Feast your eyes on this – black-eyed peas and rice, sizzling with fatback, salt pork or bacon. A staple in the South on New Year’s, this humble dish carries with it a history and tradition that’s just as rich as its flavors. But why is it considered a bringer of good luck, you might ask? Let’s embark on a culinary journey to discover the roots of this timeless delight!
Picture this: The warmth of the Thanksgiving turkey. The mouth-watering aroma of the Christmas ham. And then, New Year’s arrives and what’s on the menu? Black-eyed peas!
It might seem like an unusual choice to celebrate the New Year with these small legumes, but for generations, this has been a cherished tradition in the Southern United States. The belief goes that welcoming the New Year with a hearty serving of black-eyed peas, or “cowpeas” as they’re also known, promises a year filled with luck and prosperity.
where did this fascinating tradition begin, you wonder?

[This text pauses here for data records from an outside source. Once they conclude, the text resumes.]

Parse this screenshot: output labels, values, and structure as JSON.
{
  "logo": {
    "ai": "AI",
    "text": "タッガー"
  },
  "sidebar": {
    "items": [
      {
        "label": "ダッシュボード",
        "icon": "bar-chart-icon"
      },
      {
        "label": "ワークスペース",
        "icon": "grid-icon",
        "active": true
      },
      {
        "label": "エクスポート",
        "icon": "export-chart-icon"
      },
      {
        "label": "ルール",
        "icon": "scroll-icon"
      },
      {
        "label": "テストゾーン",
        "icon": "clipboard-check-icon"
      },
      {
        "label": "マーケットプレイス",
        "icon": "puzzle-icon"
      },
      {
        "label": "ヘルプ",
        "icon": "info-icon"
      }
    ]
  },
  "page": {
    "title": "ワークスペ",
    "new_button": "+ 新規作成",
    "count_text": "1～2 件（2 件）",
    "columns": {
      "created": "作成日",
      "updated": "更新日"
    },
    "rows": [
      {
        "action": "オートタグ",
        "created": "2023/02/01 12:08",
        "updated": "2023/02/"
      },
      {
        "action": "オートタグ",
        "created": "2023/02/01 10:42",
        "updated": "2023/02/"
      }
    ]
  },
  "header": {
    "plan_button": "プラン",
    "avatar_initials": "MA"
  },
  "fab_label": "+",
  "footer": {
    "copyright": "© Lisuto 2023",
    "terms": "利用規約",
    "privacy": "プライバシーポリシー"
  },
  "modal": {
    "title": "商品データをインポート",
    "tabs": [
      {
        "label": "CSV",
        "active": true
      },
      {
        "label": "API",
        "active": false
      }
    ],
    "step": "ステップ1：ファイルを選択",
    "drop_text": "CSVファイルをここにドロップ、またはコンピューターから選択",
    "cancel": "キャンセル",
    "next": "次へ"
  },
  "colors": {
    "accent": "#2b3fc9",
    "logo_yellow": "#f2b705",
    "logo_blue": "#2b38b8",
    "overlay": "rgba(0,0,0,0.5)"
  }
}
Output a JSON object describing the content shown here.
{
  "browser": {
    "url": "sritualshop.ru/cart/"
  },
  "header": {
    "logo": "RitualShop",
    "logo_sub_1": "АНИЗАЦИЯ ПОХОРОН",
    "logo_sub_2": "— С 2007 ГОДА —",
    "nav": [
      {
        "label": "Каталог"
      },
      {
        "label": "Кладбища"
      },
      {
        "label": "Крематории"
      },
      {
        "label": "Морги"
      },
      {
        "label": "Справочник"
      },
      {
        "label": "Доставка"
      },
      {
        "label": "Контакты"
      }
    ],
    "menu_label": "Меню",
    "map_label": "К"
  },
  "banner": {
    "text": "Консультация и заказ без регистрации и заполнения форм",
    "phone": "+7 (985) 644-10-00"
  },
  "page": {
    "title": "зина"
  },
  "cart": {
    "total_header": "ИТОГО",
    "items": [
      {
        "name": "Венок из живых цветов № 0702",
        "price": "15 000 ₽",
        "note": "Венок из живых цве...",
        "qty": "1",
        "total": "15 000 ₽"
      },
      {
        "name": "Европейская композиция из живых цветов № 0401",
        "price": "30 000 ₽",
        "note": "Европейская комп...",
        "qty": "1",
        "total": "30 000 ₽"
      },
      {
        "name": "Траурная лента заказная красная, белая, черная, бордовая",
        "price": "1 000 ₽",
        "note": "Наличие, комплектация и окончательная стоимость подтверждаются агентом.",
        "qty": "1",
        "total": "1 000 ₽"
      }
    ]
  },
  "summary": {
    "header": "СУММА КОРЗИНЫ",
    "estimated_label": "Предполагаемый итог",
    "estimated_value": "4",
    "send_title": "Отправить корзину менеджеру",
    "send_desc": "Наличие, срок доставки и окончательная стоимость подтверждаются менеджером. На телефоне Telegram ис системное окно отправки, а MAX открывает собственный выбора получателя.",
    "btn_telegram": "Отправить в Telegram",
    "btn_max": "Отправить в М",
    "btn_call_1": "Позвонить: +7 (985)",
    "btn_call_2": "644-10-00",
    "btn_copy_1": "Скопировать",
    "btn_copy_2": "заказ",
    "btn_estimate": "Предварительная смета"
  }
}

The true origins of this custom are shrouded in mystery. One popular tale suggests that during the Civil War, Confederate soldiers considered themselves lucky to survive the harsh winter of 1864, thanks to plentiful fields of black-eyed peas. These were one of the few food sources left untouched by General Sherman’s Union Troops. However, most gastronomical historians point towards Africa for the birthplace of this tradition. Black-eyed peas are believed to have been brought to America by enslaved Africans working the rice plantations. These humble peas were a staple in their diet and a symbol of survival and resilience in the face of adversity.
So, the next time you sit down to a plate of black-eyed peas and rice on New Year’s Day, remember you’re not just indulging in a tasty meal, but also participating in a tradition of hope and good fortune that spans centuries.
Boost Your Luck with these Foods
Immerse yourself in a Southern culinary tradition that could bring you good luck and prosperity! This cherished tradition insists that the first meal of the New Year should be a feast of black-eyed peas, greens, pork, and corn bread. Some folks prefer to serve their black-eyed peas over rice in a popular dish known as “Hoppin’ John” (see the recipe below). Each meal component is believed to bring a unique slice of good fortune:
- Black-eyed peas, resembling “coins,” signify potential monetary windfall.
- Greens—collards, mustard or turnip greens, and cabbage —represent the green of “dollar bills,” promising you a financially prosperous New Year.
- Pork, whether used to flavor the Hoppin’ John or the greens, symbolizes “forward motion” or “advancement” in the upcoming year.
- Corn bread, with its golden hue, embodies “gold.”
- And if you choose to add tomatoes to the meal, usually stewed with the Hoppin’ John, they are believed to symbolize “good health.”
But it’s not just what you eat—it’s how you eat it:
- The more you consume, the more luck and wealth you stand to gain.
- Some tradition-followers place a clean dime in the pot of peas right before serving. The lucky individual who finds the dime on their plate is believed to receive an extra dose of luck.
- Leaving 3 black-eyed peas on your plate after finishing your meal is said to ensure a New Year filled with luck, prosperity, and romance.
- • Eating Skippin’ Jenny (that’s leftover Hoppin’ John) on January 2 supposedly multiplies your chances for good luck as a reward for your frugality.
Ready to kick off a prosperous New Year? Why not try your hand at this traditional Hoppin’ John recipe?
- 1 cup dry black-eyed peas
- 4 thick slices bacon, cut into small pieces
- 1 cup chopped onion
- 1/2 cup chopped green pepper
- 1 teaspoon salt
- 1 bay leaf
- 1 dash each of cayenne & black pepper
- 3 cups cooked rice
- Wash peas, then cover with 5 cups water.
- Boil 2 minutes. Remove from heat and soak overnight.
- The next day, rinse the beans and drain thoroughly.
- Cook the bacon in a heavy pan until browned. Add onion and green pepper. Sauté until onion is tender.
- Add beans, 2 cups water, and seasonings. Cover and simmer 40 to 50 minutes or until peas are tender.
- Remove bay leaf; stir in rice.
- Continue simmering for about 10 minutes until all liquid has been absorbed.
- Serve with ham, cornbread and collard greens.
Who Was Hoppin’ John?
The origins of the name “Hoppin’ John” are a topic of debate among food historians. Some argue it comes from an old, hobbled man named Hoppin’ John who peddled peas and rice on the streets of Charleston. Others believe the name derives from the excitement of slave children who eagerly “hopped around the table” in anticipation of the dish.
Tiffany Means is a freelance writer and a degreed meteorologist. She specializes in weather forecasting and enjoys making the subject of weather (and the science behind it) more relatable. She currently resides in the Blue Ridge Mountains of North Carolina.